JUST IN: Senate Voted To Allow Witnesses at Trump’s Impeachment Trial

"President Trump Travels to North Carolina" (public domain) by The White House

Saturday, the Senate unexpectedly voted to allow witnesses at the impeachment trial. Although Senators were expecting to conclude the trial later Saturday, they were surprised that the House managers asked for witness testimony. The decision of the Senate to allow witnesses will more likely prolong the impeachment trial which was expected to be decided later this Saturday.

Meanwhile, five Republicans joined all Democrats in voting to proceed with the motion to call witnesses.

As the impeachment proceeding appeared to be entering its final stages, there is a renewed focus on Trump’s actions and statements while the U.S. Capitol was being breached. Democrats, together with a handful of Republicans, stated that they want more information about what the former President knew about the violence that ensued at the Capitol on that day and what actions did he took in response to it.

Rep. Jamie Raskin (D-Md), the House’s leading impeachment manager, called for the testimony of Herrera Beutler on Saturday morning, as the trial appeared to be headed to a rapid close. The Senate will also take individual votes on specific witnesses asked by the managers and the defense.

In response to this move, Trump’s lawyers stated that they were also ready to call “lots” of witnesses to conduct what the defense team described as an inquiry that the House refused to engage.

Trump lawyer, Michael van der Veen told Senators, “Do not handcuff me by limiting the number of witnesses that I can have.”

Although there are many Senate Democrats who indicated that they did not believe witnesses are needed to prove that former President Trump incited the riot at the Capitol. The Democrats quickly embraced the request by the House managers.

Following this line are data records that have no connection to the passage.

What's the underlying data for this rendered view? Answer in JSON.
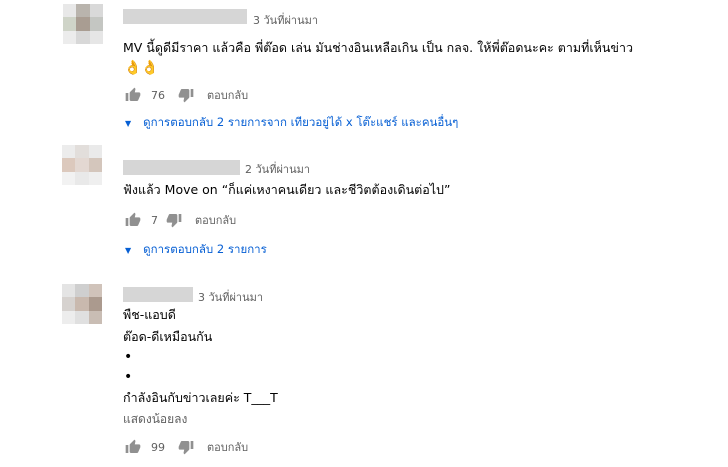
{
  "comments": [
    {
      "time": "3 วันที่ผ่านมา",
      "lines": [
        "MV นี้ดูดีมีราคา แล้วคือ พี่ต๊อด เล่น มันช่างอินเหลือเกิน เป็น กลจ. ให้พี่ต๊อดนะคะ ตามที่เห็นข่าว"
      ],
      "emoji": "👌👌",
      "likes": "76",
      "reply_label": "ตอบกลับ",
      "view_replies": "ดูการตอบกลับ 2 รายการจาก เทียวอยู่ได้ x โต๊ะแชร์ และคนอื่นๆ"
    },
    {
      "time": "2 วันที่ผ่านมา",
      "lines": [
        "ฟังแล้ว Move on “ก็แค่เหงาคนเดียว และชีวิตต้องเดินต่อไป”"
      ],
      "likes": "7",
      "reply_label": "ตอบกลับ",
      "view_replies": "ดูการตอบกลับ 2 รายการ"
    },
    {
      "time": "3 วันที่ผ่านมา",
      "lines": [
        "พืช-แอบดี",
        "ต๊อด-ดีเหมือนกัน",
        "•",
        "•",
        "กำลังอินกับข่าวเลยค่ะ T___T"
      ],
      "show_less": "แสดงน้อยลง",
      "likes": "99",
      "reply_label": "ตอบกลับ"
    }
  ],
  "icons": {
    "like": "thumb-up-icon",
    "dislike": "thumb-down-icon",
    "expand": "caret-down-icon"
  },
  "colors": {
    "link_blue": "#065fd4",
    "icon_gray": "#909090",
    "meta_gray": "#606060"
  }
}
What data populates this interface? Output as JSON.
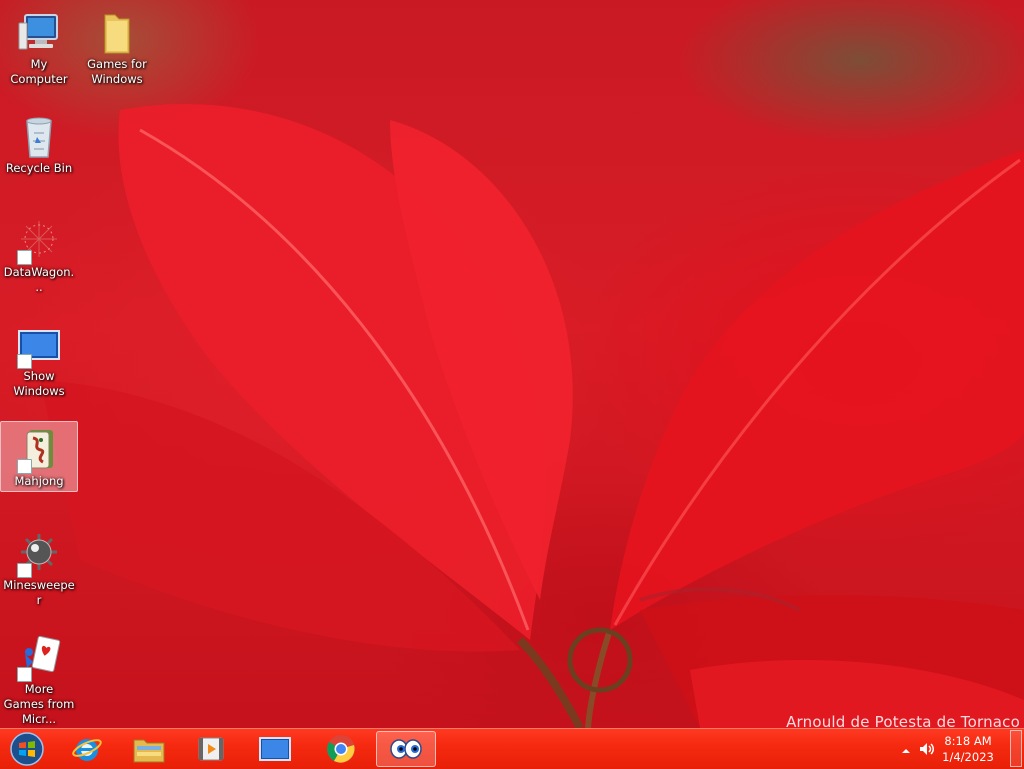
{
  "desktop": {
    "icons": [
      {
        "label": "My Computer"
      },
      {
        "label": "Games for Windows"
      },
      {
        "label": "Recycle Bin"
      },
      {
        "label": "DataWagon..."
      },
      {
        "label": "Show Windows"
      },
      {
        "label": "Mahjong"
      },
      {
        "label": "Minesweeper"
      },
      {
        "label": "More Games from Micr..."
      }
    ],
    "photo_credit": "Arnould de Potesta de Tornaco"
  },
  "taskbar": {
    "pinned": [
      {
        "icon": "windows-start-orb-icon"
      },
      {
        "icon": "internet-explorer-icon"
      },
      {
        "icon": "file-explorer-icon"
      },
      {
        "icon": "media-player-icon"
      },
      {
        "icon": "show-desktop-monitor-icon"
      },
      {
        "icon": "chrome-icon"
      },
      {
        "icon": "eyes-app-icon"
      }
    ],
    "clock": {
      "time": "8:18 AM",
      "date": "1/4/2023"
    }
  },
  "colors": {
    "taskbar": "#f52a10",
    "wallpaper_red": "#d81c26"
  }
}
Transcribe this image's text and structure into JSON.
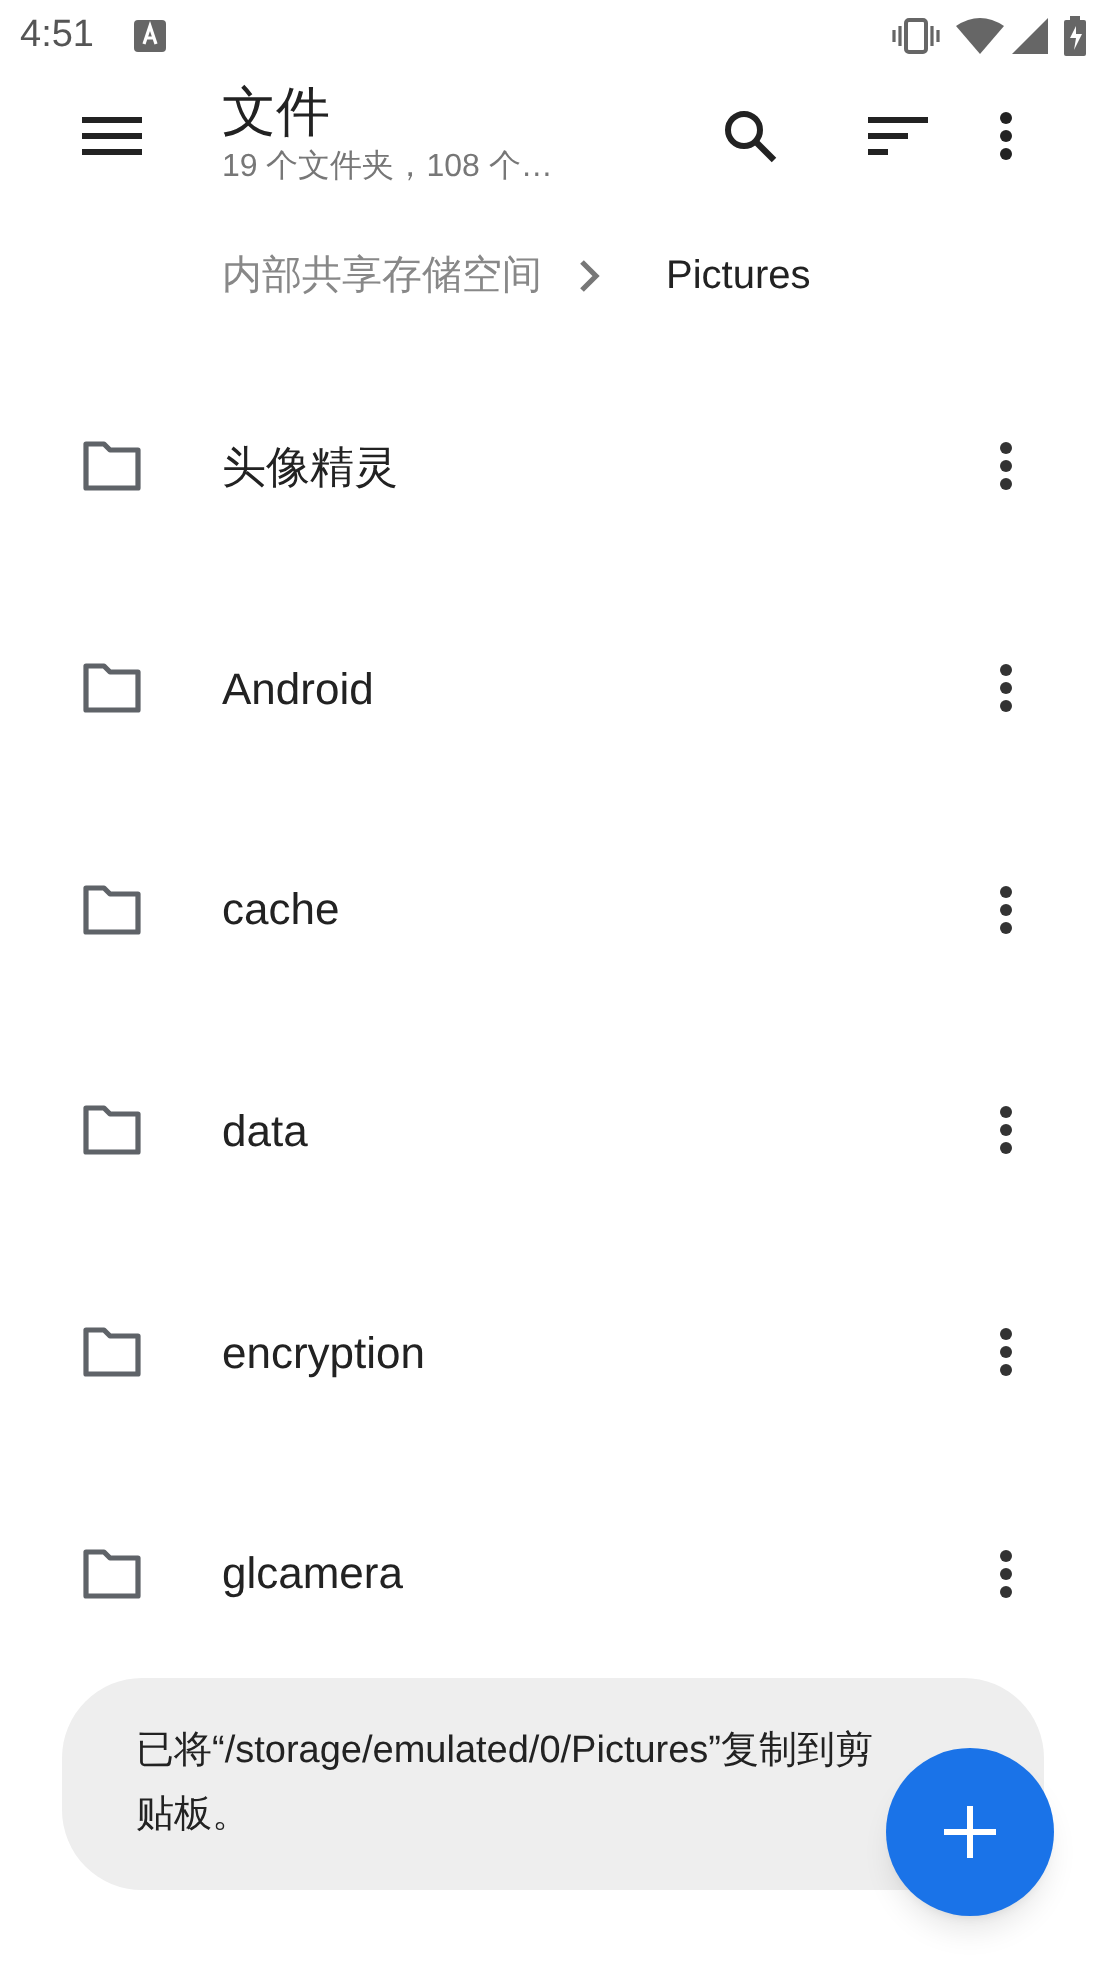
{
  "status_bar": {
    "time": "4:51"
  },
  "app_bar": {
    "title": "文件",
    "subtitle": "19 个文件夹，108 个…"
  },
  "breadcrumb": [
    {
      "label": "内部共享存储空间",
      "selected": false
    },
    {
      "label": "Pictures",
      "selected": true
    }
  ],
  "folders": [
    {
      "name": "头像精灵"
    },
    {
      "name": "Android"
    },
    {
      "name": "cache"
    },
    {
      "name": "data"
    },
    {
      "name": "encryption"
    },
    {
      "name": "glcamera"
    }
  ],
  "toast": {
    "message": "已将“/storage/emulated/0/Pictures”复制到剪贴板。"
  }
}
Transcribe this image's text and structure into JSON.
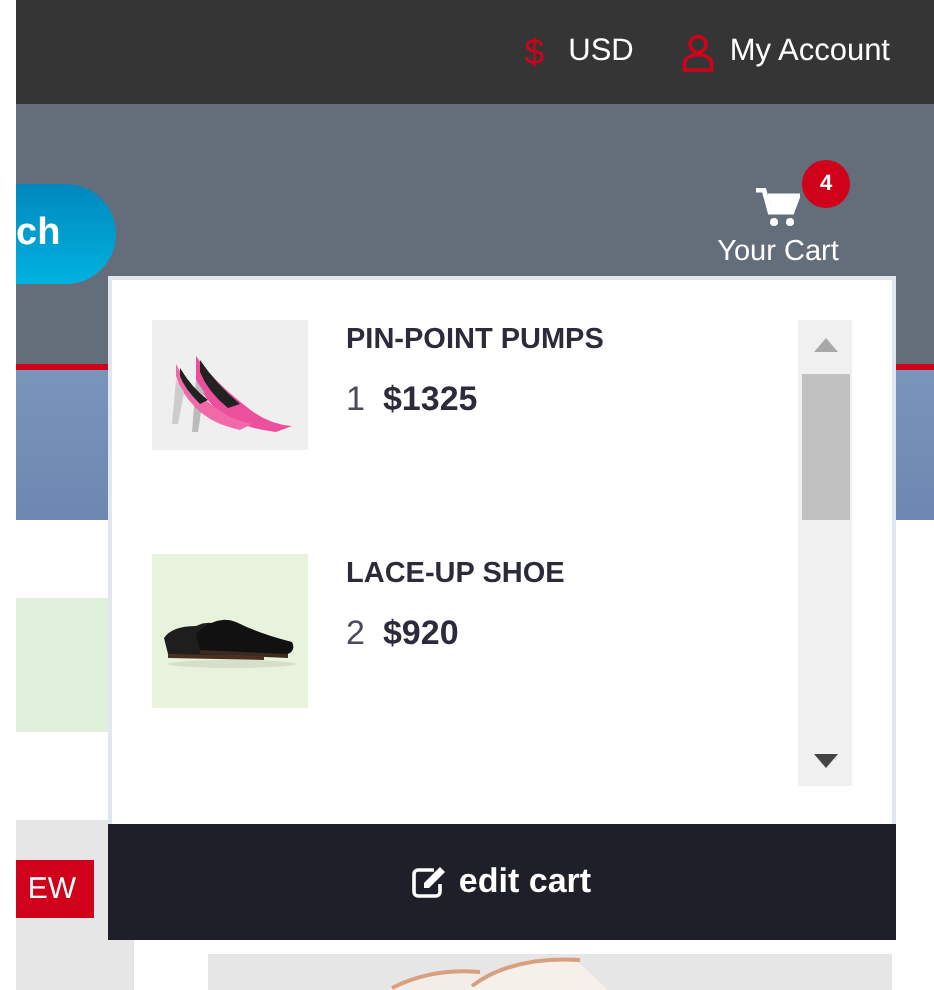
{
  "top_bar": {
    "currency_symbol": "$",
    "currency": "USD",
    "account": "My Account"
  },
  "header": {
    "search_button": "ch",
    "cart": {
      "count": "4",
      "label": "Your Cart"
    }
  },
  "cart_dropdown": {
    "items": [
      {
        "name": "PIN-POINT PUMPS",
        "quantity": "1",
        "price": "$1325",
        "kind": "picture"
      },
      {
        "name": "LACE-UP SHOE",
        "quantity": "2",
        "price": "$920",
        "kind": "picture"
      }
    ],
    "edit_button": "edit cart"
  },
  "background": {
    "badge": "EW"
  }
}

This move came as new development hinted at startling details that could be found in the Senate trial pauses, and House impeachment managers are permitted to depose witnesses.

Meanwhile, there are a handful of Senate Republicans that are weighing in Trump’s conviction and indicated that these details are crucial. Senators wanted to know what the former President did as the violence in the Capitol is taking place.

According to Trump’s defense team, the former President was immediately “horrified” by what happened and took immediate action to send aid to Congress. However, this statement allegedly conflicts with what Trump’s closest allies and news reports stated.

As the witness question emerged, McConnell made a signal to his colleagues that he would be voting to acquit Trump, breaking Democrats’ long-shot hopes for a big surprise from the longtime Trump ally.

Republicans like Senator Bill Cassidy (R-LA) pressed Trump’s defense team about the Tuberville episode in a question and answered last Friday. Cassidy wanted Trump’s defense team to address the call that Trump allegedly made with Sen. Tommy Tuberville last January 6 as the riot was happening.

According to a report, Trump allegedly called Tuberville to urge him to make additional objections to the Electoral College vote in a futile effort to block Congress’ certification of President Biden’s win. However, Cassidy walked away unsatisfied by the response he received from Trump attorneys.